It's gonna be one of those areas. One hundred years people will look back and say used to kill animals for food. That raised him to kill. How did you become vegan? How did that happen? My wife, so my life is always I mean all good things in my life come from my wife, I mean it's. It's either everything. I've learned about love. Everything will learn about my catholic faith. All that stuff comes to my wife and my wife experiments with different diets from time to time, and I have to say it was kind of bothered me, I mean eating again and not you know this is get a ton of emails. When I get it, I I I I think it has some warm for veganism. It is going to be some at me just because in a in a listing, that's nobody should eat meat, and and that people shouldn't raise animals and people shouldn't. I mean fine, but for me, I felt more comfortable getting my sources of protein and giving getting my nutrition from plant sources for a bunch of different reasons, both health and ethical reasons, and so I tried it and I gotta tell ya man. I feel great great all the time I mean it's weird, I'm fifty four years old, I feel better than I did when I was twenty

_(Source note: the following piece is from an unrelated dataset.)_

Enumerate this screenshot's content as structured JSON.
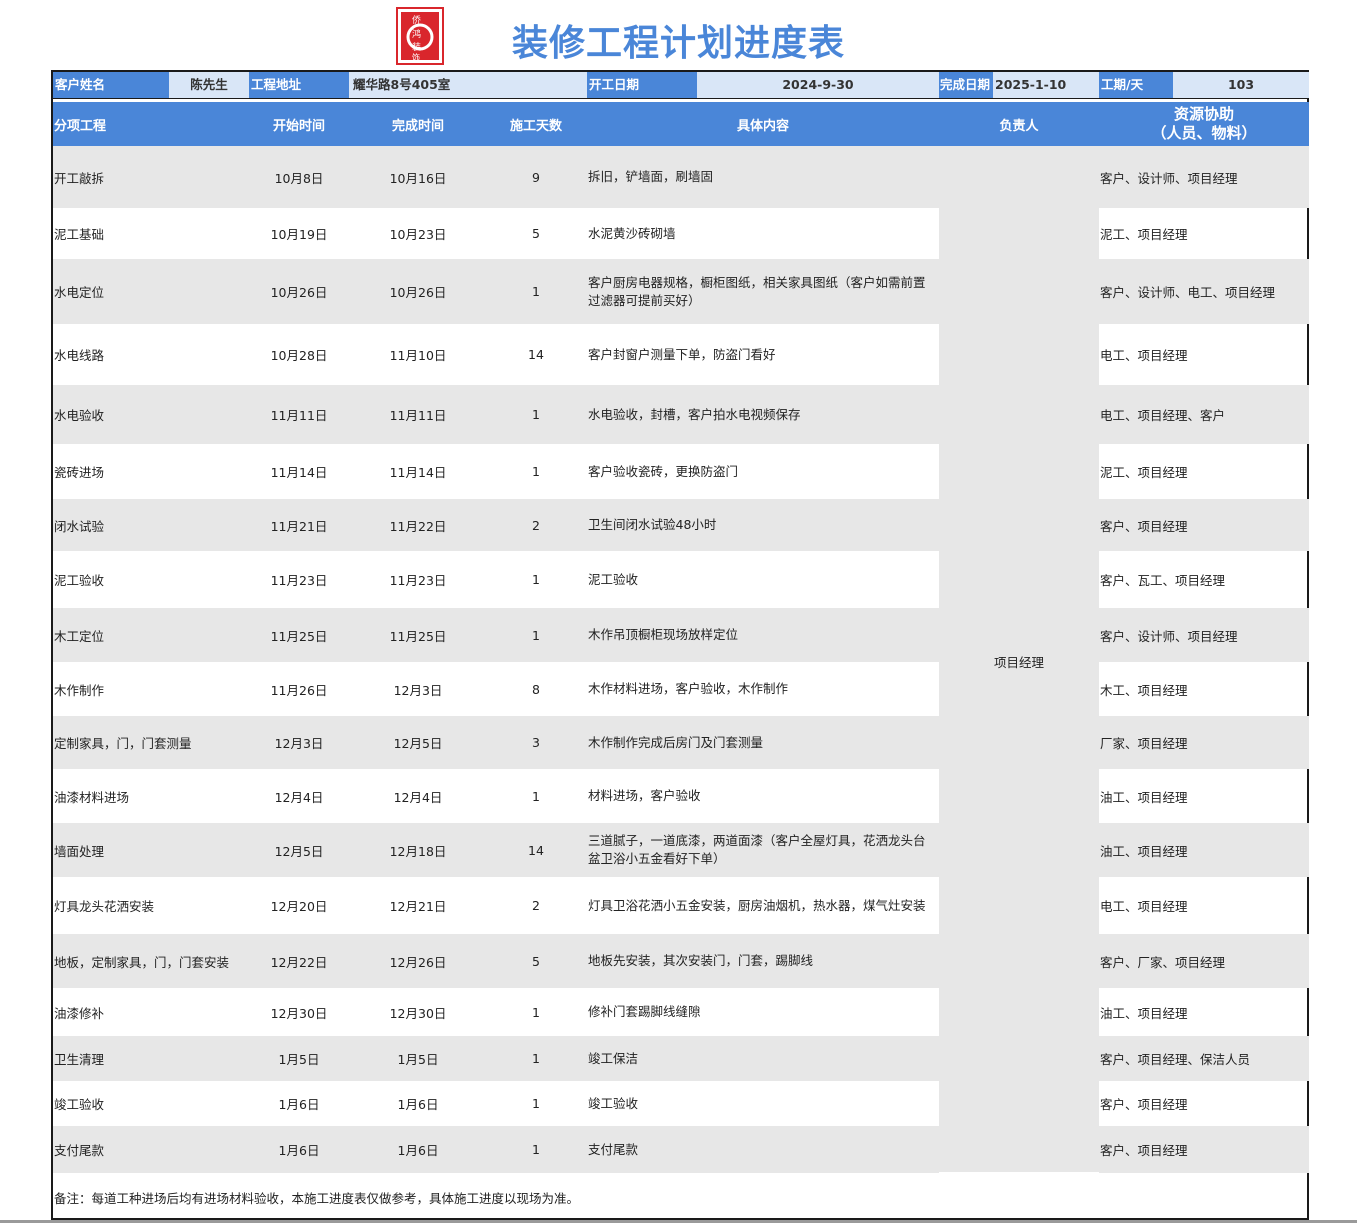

here's all the part of the reason is because I'm living, I was a musician and as a let's suffice is a living, a healthier lifestyle, the pack of cigarettes, not there, that's good too. You know, among other things, but yeah. I I find that I I feel like I'm in my twenties. I feel great. All the time has something to do with my with my die My exercise and- and I recommend anybody wants to try it. I think it's a. I think it's really good. I would recommend it to at least try it for months, okay, side and one. Finally, the two guys on the right for vegan. I know it and then we'll immediately lose our jobs and they. So I I have one more question for you. I want to ask you where you go next because you're at eighty, I am now you're moving on. I want to ask about that. First. If you wanna hear Arthur Brooks, is the answer. You have to be a subscriber at daily where to go subscribe. It daily, dailywire dot com click on that subscribe button, you can hear the end of our conversation over there. The book itself is amazing. You should go buy it. Love your enemies by Arthur, Brooks thanks so much for stopping by. Appreciate your time. Thank Ben
the Ben Shapiro show Sunday Special is produced by Jonathan, hey, executive producer, Jeremy, boring associate producer Mathis Glover edited by Donovan. Fowler audio is mixed by Dillon case hair and makeup is by well there a title graphics. Cynthia Angulo, the Ben Shapiro, Show Sunday Special is a daily wire production copy daily wire, two thousand and nineteen
Transcript generated on 2019-11-10.